There’s a scene in The Avengers where Hulk stops a crashing alien spacecraft with his fist. I show this clip and contrast it with the scene in Superman Returns where Kal-El catches an airplane and we use Newtonian mechanics to determine which one of these characters is more powerful.
In my lesson on velocity, we use panels from comic books to see who would win in a race between The Flash, Superman and Quicksilver. I’ve used scenes from Ant-Man to talk about quantum mechanics and how object sizes are determined by inter-particle forces. I use clips from X-Men 2 to illustrate how electromagnetism works and a scene from Spider-Man 2 to teach nuclear physics.
I’ve used clips from The Dark Knight Rises to calculate the radius of an explosion outside Gotham city. I’ve used panels from Aquaman to teach the behaviour of waves. I’ve taught lessons on radioactivity using Spider-Man, The Hulk, Daredevil, Reed Richards and The Phoenix (who all got their powers from radioactivity).
Even if the kids don’t really care about comic books, they can at least tell I’m trying to have a bit of fun with the topic and show how physics can be applied to novel situations. So I say thank you to Stan Lee and all the other comic book writers and comic-book movie makers who give me so many cool and over the top moments to showcase to my students and get them thinking.

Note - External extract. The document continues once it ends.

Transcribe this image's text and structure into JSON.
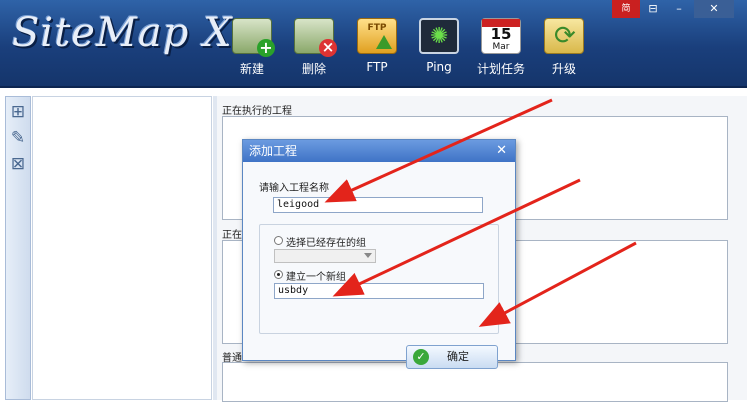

I’m not saying a person’s literary diet should consist solely of comic books. But let me put it this way: if you want to teach a 12 year old about Newton’s second law, which do you think is going to get them more engaged - making them read an excerpt from Principia Mathematica or showing them the scene in The Dark Knight where the Joker flips an articulated lorry in mid-air using helicopter cables?
Comic books tell stories. They do it with words and pictures. Some are written for children, some are written for adults. The artwork is often remarkably detailed and the dialogue often snappy. Stan Lee was a key figure in developing an art form and getting real science into his stories, as well as depicting scientists as good guys. I think that’s pretty important Mr Maher and frankly I think Stan Lee rocked.
I love science, let me tell you why.